Task>
Output the entries as they appear, skipping images.

══ Dataset records

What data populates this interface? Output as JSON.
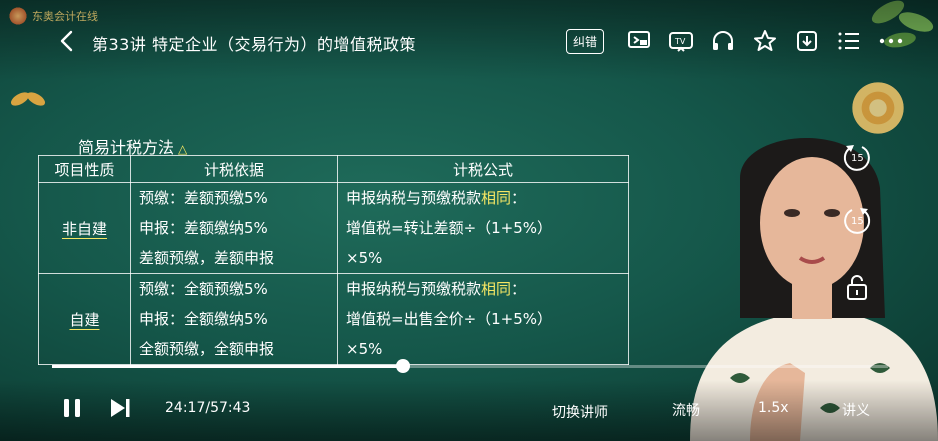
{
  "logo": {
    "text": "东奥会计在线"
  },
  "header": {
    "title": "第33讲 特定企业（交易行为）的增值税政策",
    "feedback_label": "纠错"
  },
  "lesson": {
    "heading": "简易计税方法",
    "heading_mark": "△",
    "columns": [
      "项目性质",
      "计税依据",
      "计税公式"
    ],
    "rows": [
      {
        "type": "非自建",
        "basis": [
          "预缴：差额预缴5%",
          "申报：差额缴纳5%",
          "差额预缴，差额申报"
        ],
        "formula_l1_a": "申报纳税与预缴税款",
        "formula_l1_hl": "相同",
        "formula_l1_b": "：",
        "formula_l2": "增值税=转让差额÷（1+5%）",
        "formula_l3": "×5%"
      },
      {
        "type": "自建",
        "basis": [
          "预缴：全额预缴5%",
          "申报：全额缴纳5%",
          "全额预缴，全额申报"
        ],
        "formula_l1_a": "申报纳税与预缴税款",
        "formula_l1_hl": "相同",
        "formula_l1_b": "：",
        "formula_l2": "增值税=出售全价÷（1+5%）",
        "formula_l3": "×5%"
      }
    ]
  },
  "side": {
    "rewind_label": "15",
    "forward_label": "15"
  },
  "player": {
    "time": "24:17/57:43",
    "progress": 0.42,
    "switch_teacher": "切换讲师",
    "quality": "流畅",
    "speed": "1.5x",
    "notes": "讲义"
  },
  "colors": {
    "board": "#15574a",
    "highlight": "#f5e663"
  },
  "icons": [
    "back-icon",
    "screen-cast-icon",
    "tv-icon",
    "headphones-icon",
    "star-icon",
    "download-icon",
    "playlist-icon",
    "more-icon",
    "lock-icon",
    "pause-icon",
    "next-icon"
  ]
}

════

Output of the exercise>
What data populates this interface? Output as JSON.
{
  "logo": {
    "text": "东奥会计在线"
  },
  "header": {
    "title": "第33讲 特定企业（交易行为）的增值税政策",
    "feedback_label": "纠错"
  },
  "lesson": {
    "heading": "简易计税方法",
    "heading_mark": "△",
    "columns": [
      "项目性质",
      "计税依据",
      "计税公式"
    ],
    "rows": [
      {
        "type": "非自建",
        "basis": [
          "预缴：差额预缴5%",
          "申报：差额缴纳5%",
          "差额预缴，差额申报"
        ],
        "formula_l1_a": "申报纳税与预缴税款",
        "formula_l1_hl": "相同",
        "formula_l1_b": "：",
        "formula_l2": "增值税=转让差额÷（1+5%）",
        "formula_l3": "×5%"
      },
      {
        "type": "自建",
        "basis": [
          "预缴：全额预缴5%",
          "申报：全额缴纳5%",
          "全额预缴，全额申报"
        ],
        "formula_l1_a": "申报纳税与预缴税款",
        "formula_l1_hl": "相同",
        "formula_l1_b": "：",
        "formula_l2": "增值税=出售全价÷（1+5%）",
        "formula_l3": "×5%"
      }
    ]
  },
  "side": {
    "rewind_label": "15",
    "forward_label": "15"
  },
  "player": {
    "time": "24:17/57:43",
    "progress": 0.42,
    "switch_teacher": "切换讲师",
    "quality": "流畅",
    "speed": "1.5x",
    "notes": "讲义"
  },
  "colors": {
    "board": "#15574a",
    "highlight": "#f5e663"
  },
  "icons": [
    "back-icon",
    "screen-cast-icon",
    "tv-icon",
    "headphones-icon",
    "star-icon",
    "download-icon",
    "playlist-icon",
    "more-icon",
    "lock-icon",
    "pause-icon",
    "next-icon"
  ]
}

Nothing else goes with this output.